Artist Jack Vettriano has brushed aside claims that he privately copied some of his most famous works.
The Singing Butler (left) and the illustrators' guide
The painter said he had never made any secret of using a 1987 illustrators' guide for some of his figure drawing.
Vettriano denied newspaper reports that he had copied the work or that he had kept his use of the book to himself.
He said he had always been upfront about being self-taught and that, like many other artists, he used a reference book for some of his figure drawing.
The UK's most popular living artist insisted he had done nothing wrong.
Jack Vettriano denied the newspaper reports

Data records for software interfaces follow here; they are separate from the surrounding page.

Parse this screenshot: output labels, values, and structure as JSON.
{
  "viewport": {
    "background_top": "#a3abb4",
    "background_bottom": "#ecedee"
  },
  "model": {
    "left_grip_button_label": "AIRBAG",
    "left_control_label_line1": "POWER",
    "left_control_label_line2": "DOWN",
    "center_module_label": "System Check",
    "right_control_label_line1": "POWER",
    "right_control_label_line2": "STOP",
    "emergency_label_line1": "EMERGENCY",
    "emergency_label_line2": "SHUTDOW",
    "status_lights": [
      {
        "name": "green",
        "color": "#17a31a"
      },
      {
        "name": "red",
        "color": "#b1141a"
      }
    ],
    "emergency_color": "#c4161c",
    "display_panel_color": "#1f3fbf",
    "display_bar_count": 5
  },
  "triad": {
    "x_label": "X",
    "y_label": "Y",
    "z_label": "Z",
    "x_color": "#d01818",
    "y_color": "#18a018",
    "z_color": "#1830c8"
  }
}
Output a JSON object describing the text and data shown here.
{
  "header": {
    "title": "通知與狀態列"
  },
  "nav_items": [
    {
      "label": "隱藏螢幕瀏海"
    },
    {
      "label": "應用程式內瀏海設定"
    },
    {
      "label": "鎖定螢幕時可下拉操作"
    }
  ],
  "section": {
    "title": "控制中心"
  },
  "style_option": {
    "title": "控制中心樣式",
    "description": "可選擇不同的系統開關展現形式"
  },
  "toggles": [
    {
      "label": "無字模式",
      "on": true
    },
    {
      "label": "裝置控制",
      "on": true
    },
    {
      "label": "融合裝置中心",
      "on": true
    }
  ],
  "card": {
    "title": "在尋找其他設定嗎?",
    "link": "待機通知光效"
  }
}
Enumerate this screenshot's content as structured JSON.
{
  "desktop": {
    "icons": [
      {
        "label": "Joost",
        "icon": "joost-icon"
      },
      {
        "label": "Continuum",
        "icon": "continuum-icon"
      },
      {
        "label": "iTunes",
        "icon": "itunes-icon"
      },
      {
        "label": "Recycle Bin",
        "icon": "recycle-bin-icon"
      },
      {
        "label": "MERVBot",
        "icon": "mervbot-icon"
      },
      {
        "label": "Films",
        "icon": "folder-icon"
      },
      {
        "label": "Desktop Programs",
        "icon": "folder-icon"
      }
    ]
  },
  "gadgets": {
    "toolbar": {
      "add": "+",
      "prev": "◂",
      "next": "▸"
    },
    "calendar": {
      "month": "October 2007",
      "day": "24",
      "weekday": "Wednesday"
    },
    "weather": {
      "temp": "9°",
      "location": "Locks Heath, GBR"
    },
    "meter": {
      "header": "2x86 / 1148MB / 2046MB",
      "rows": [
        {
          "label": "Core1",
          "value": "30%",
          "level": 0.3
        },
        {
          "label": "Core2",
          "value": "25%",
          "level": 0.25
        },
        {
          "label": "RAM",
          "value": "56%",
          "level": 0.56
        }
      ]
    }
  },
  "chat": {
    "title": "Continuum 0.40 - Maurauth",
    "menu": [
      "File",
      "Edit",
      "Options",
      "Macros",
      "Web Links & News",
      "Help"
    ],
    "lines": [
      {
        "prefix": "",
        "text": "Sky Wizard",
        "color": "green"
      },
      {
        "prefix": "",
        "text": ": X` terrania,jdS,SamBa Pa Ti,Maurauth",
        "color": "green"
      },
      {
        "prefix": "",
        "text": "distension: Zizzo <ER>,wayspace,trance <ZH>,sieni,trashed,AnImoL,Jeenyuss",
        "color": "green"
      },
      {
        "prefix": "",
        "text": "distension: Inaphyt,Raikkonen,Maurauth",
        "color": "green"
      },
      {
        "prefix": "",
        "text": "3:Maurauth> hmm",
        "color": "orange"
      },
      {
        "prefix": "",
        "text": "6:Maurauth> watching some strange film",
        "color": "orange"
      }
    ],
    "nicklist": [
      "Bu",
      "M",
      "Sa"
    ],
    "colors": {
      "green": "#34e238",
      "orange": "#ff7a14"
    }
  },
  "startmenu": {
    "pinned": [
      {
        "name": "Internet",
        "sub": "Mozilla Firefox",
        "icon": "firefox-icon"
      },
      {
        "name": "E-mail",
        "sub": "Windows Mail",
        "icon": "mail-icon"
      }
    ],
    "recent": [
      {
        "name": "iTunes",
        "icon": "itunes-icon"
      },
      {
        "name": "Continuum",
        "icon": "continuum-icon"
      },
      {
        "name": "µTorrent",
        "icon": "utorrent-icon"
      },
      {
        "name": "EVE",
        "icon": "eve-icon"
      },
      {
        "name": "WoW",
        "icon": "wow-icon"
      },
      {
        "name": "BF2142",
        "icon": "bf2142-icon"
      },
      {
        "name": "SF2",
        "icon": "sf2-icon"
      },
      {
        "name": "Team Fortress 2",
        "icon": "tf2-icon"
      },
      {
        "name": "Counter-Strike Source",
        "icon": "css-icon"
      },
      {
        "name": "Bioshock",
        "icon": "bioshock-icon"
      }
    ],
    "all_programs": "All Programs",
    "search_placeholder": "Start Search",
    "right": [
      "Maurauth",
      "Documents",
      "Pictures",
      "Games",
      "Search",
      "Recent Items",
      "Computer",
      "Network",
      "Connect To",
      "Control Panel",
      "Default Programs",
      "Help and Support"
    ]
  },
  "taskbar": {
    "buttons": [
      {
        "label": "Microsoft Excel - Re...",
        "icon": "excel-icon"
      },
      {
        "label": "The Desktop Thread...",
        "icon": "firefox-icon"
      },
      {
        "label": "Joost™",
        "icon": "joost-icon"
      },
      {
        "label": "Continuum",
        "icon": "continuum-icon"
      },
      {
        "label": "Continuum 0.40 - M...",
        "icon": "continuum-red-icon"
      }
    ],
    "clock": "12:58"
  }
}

The characters in his most noted work, The Singing Butler, are among those he is alleged to have copied.
The iconic painting sold for a record £744,800 last year.
The painter argued it would not have been practical to use real models in a real setting for that painting or any of the others.
His spokesman at the Portland Gallery in London, said: "It has been interesting to see the level of media interest in the 'story' being run in today's Daily Record concerning Jack Vettriano's use of a teaching manual as an aid to some of his early paintings.
"It is widely known that Jack is a self-taught artist and it seems unsurprising that as, in his early painting years he had neither time nor the money at his disposal to work with real life models, that he should use a teaching manual such as this."
He added: "Vettriano's skill lies in his ability to create narrative paintings with which the viewer becomes involved.
"In this way, he transforms mundane characters into extraordinary ones and everyday scenes into special occasions."
Vettriano's work is largely snubbed by the art establishment but is bought by stars like Jack Nicholson and Madonna.
Born in 1951 to a Scottish father and Italian mother, Vettriano taught himself to paint in a Fife bedsit after being given water-colour paints for his 21st birthday.